Payments on account - why are HMRC asking for next years' tax now?

As more and more people look to be become self employed or take a greater proportion of income in the form of dividends, payments on account are becoming the norm fortax-468440__340.jpg many.  Here we outline what these are, when they're applied and what it means.

What are "payments on account"?

‘Payments on account’ are advance payments towards your tax bill (including Class 4 National Insurance if you’re self-employed).   Payments on account spread the cost of your tax bill into two installments over the year. It was designed as a method for paying some of your tax bill in advance and therefore to prevent people being indebted to HMRC.

Once you have submitted your tax return, you will know your tax bill and what you owe. Payments on account come in here. They’re part of the self assessment process and therefore relevant to UK tax payers where less than 80% of your income has tax deducted at source (that means tax deducted from your income before you receive it, such as where an employer pays an employee under the PAYE system).  

The first installment is due by midnight on 31 January and it is calculated by looking at your previous year’s tax bill. The deadline for the second installment is midnight on 31 July. Whilst spreading your payments out over the course of the year, this also helps the Exchequer by ensuring they receive what is effectively a forward payment by the summer. 

Each of your installments will usually be 50% of your previous tax bill. So consider the following simple, hypothetical example. If you paid £10,000 total tax in the 2016/17 tax year you would have to make a first payment on account of £5,000 by 31 January 2018 and, another £5,000 by 31 July 2018. Simple right? Not so I’m afraid, read on because you may well need to factor in a “balancing payment” moving forward and that might impact on your payment plan.

What happens if the tax I've paid on account is more or less than the actual tax liability?

After you submit the next self assessment tax return, there may be some more tax to pay (a "balancing payment") or you may have overpaid. 

Using our example; on 31st July 2018 you pay the second payment on account - i.e. you’ve paid a total of £10,000 by 31 July based on your 2016/17 tax bill. However, when your 2017/18 tax return is completed, you find your total tax bill for the 2017/18 tax year comes in at £12,000 based on your 2018 tax return. 

That then means you have an outstanding balance of £2,000 (£12,000 owed minus the £10,000 paid by 31 July). This is called the balancing payment and it has to be settled by 31 January 2019. Your 2019 payment plan would work as follows.

Total tax to pay on 31 January 2019 of £55,000 consisting of:

  • £2,000 balancing payment for 2017/18

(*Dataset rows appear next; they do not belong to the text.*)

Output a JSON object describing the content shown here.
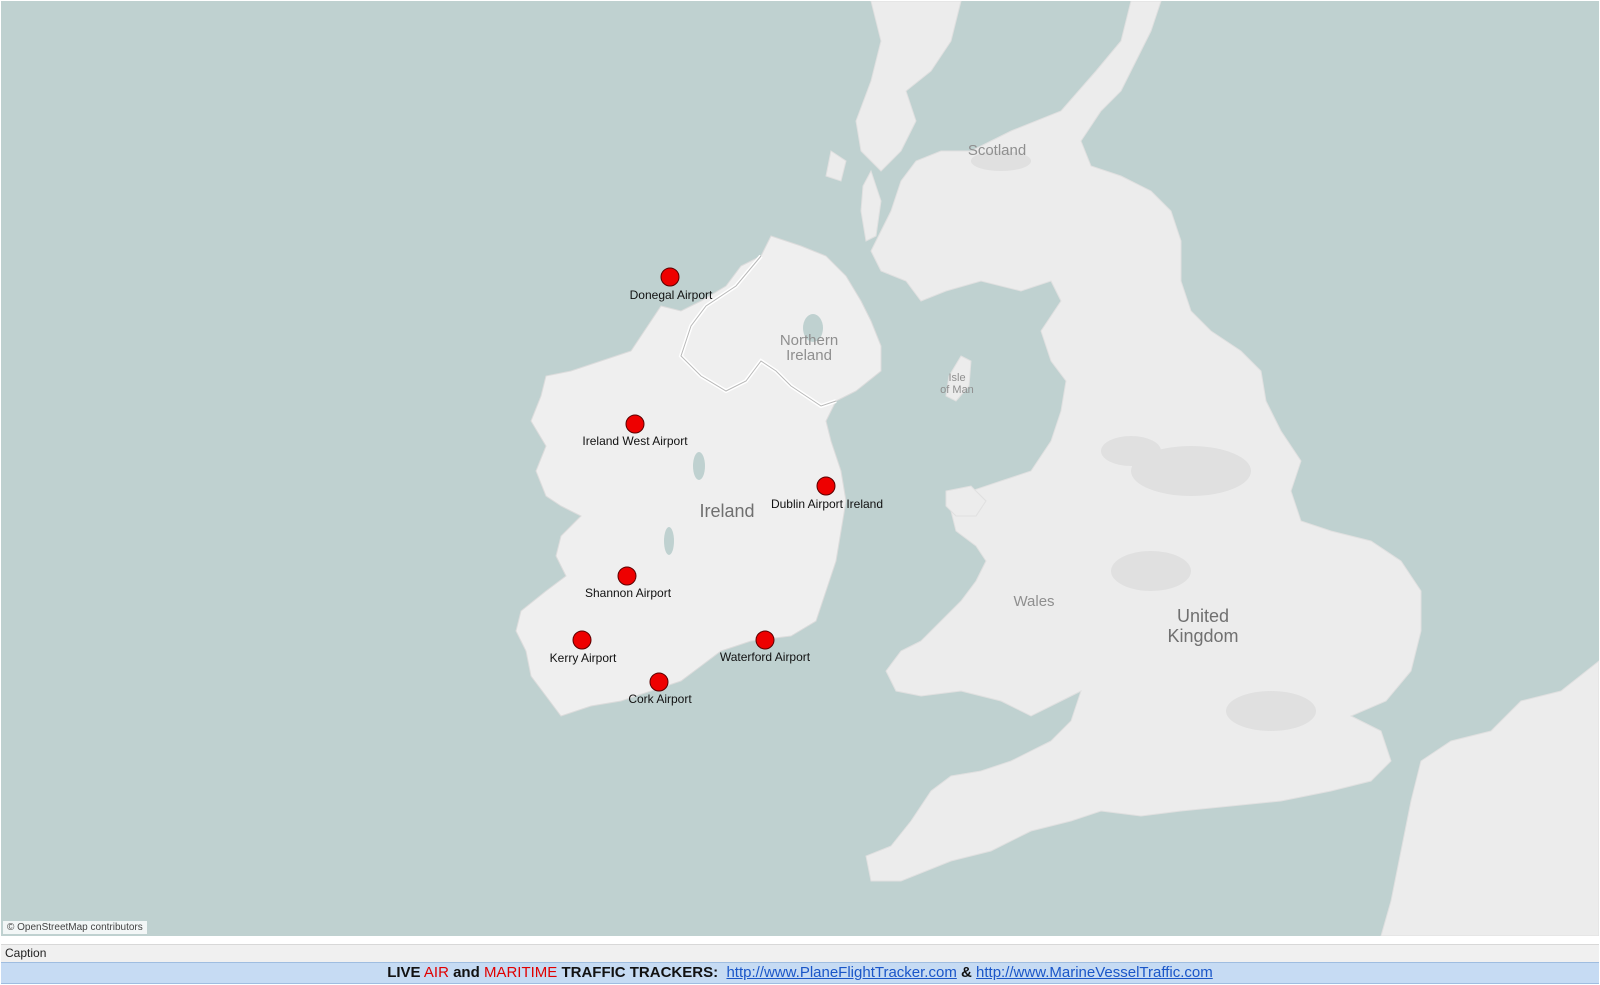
{
  "map": {
    "attribution": "© OpenStreetMap contributors",
    "colors": {
      "water": "#bfd1d0",
      "land": "#ececec",
      "airport_marker": "#ee0000"
    },
    "regions": {
      "scotland": "Scotland",
      "northern_ireland_line1": "Northern",
      "northern_ireland_line2": "Ireland",
      "isle_of_man_line1": "Isle",
      "isle_of_man_line2": "of Man",
      "ireland": "Ireland",
      "wales": "Wales",
      "uk_line1": "United",
      "uk_line2": "Kingdom"
    },
    "airports": [
      {
        "id": "donegal",
        "name": "Donegal Airport",
        "marker_icon": "red-circle-marker"
      },
      {
        "id": "ireland-west",
        "name": "Ireland West Airport",
        "marker_icon": "red-circle-marker"
      },
      {
        "id": "dublin",
        "name": "Dublin Airport Ireland",
        "marker_icon": "red-circle-marker"
      },
      {
        "id": "shannon",
        "name": "Shannon Airport",
        "marker_icon": "red-circle-marker"
      },
      {
        "id": "kerry",
        "name": "Kerry Airport",
        "marker_icon": "red-circle-marker"
      },
      {
        "id": "waterford",
        "name": "Waterford Airport",
        "marker_icon": "red-circle-marker"
      },
      {
        "id": "cork",
        "name": "Cork Airport",
        "marker_icon": "red-circle-marker"
      }
    ]
  },
  "caption": {
    "label": "Caption"
  },
  "banner": {
    "live": "LIVE",
    "air": "AIR",
    "and": "and",
    "maritime": "MARITIME",
    "traffic_trackers": "TRAFFIC TRACKERS:",
    "link1": "http://www.PlaneFlightTracker.com",
    "amp": "&",
    "link2": "http://www.MarineVesselTraffic.com"
  }
}
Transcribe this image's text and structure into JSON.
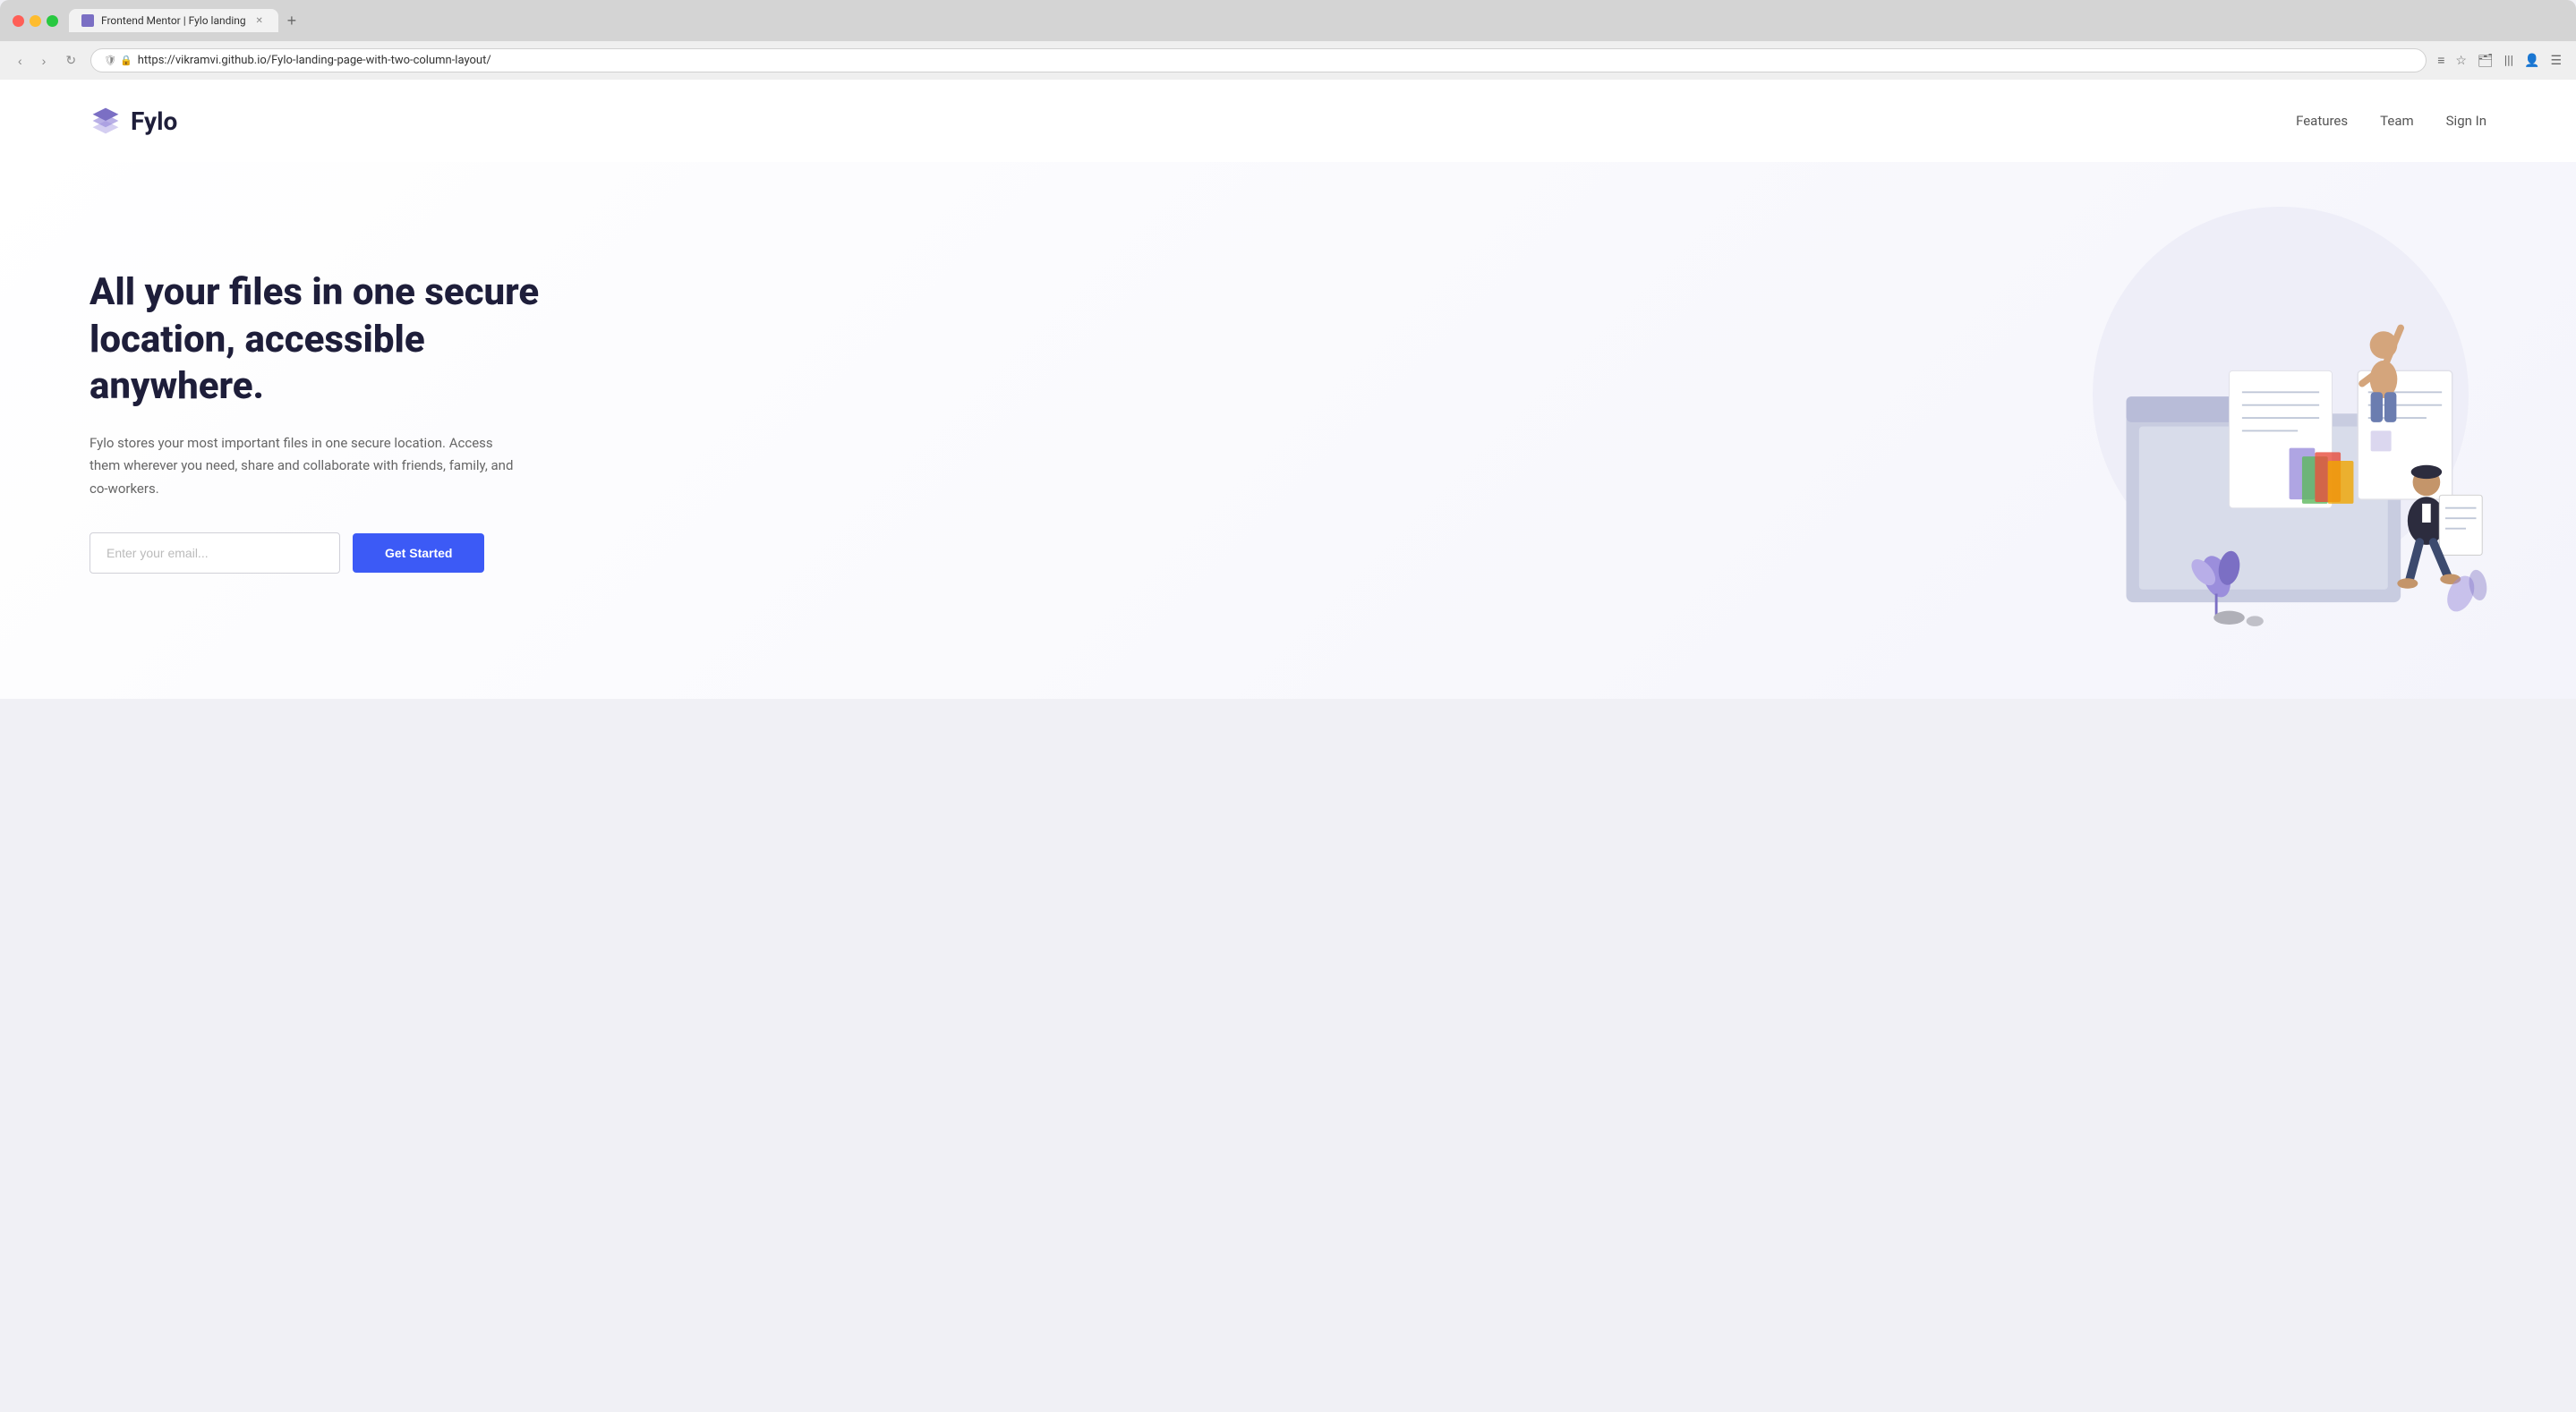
{
  "browser": {
    "tab_title": "Frontend Mentor | Fylo landing",
    "url": "https://vikramvi.github.io/Fylo-landing-page-with-two-column-layout/",
    "new_tab_label": "+",
    "nav": {
      "back": "‹",
      "forward": "›",
      "reload": "↻"
    }
  },
  "site": {
    "logo_text": "Fylo",
    "nav": {
      "features": "Features",
      "team": "Team",
      "signin": "Sign In"
    },
    "hero": {
      "title": "All your files in one secure location, accessible anywhere.",
      "description": "Fylo stores your most important files in one secure location. Access them wherever you need, share and collaborate with friends, family, and co-workers.",
      "email_placeholder": "Enter your email...",
      "cta_label": "Get Started"
    }
  },
  "colors": {
    "accent": "#3c5af6",
    "text_dark": "#1e1e3a",
    "text_muted": "#666666",
    "logo_purple": "#7b6fc4"
  }
}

  • £6,000 first payment on account for 2018/19 (50% of your 2017/18 total tax bill which was £12,000)

Another installment on 31 July 2018 of £6,000 for 2018/19 (the next 50% of your 2017/18 tax bill).

HMRC can refund you if your payments on account are greater than your total tax bill.

When do I NOT need to make payments on account?

You won’t have to make two payments in the year if:

  • You’ve already paid 80% or more of the total tax amount you owe
  • Your self assessment based tax bill came in at £1,000 or less

What can I do to keep payments on account down?

In addition, if you have a good reason to believe your tax bill will be much lower for the coming year (e.g. you've lost a major contract) then you can request HMRC reduce the payments on account.  To do this, either;

Bear in mind that if you do this and your tax bill turns out to be significantly higher than you've said, HMRC can charge you interest on the tax owed.

If you know that your tax bill is lower, you can always submit your tax return early - although the deadline is 31st January, you can submit it any time after April 6th.  This will allow HMRC to adjust your second payment on account if necessary.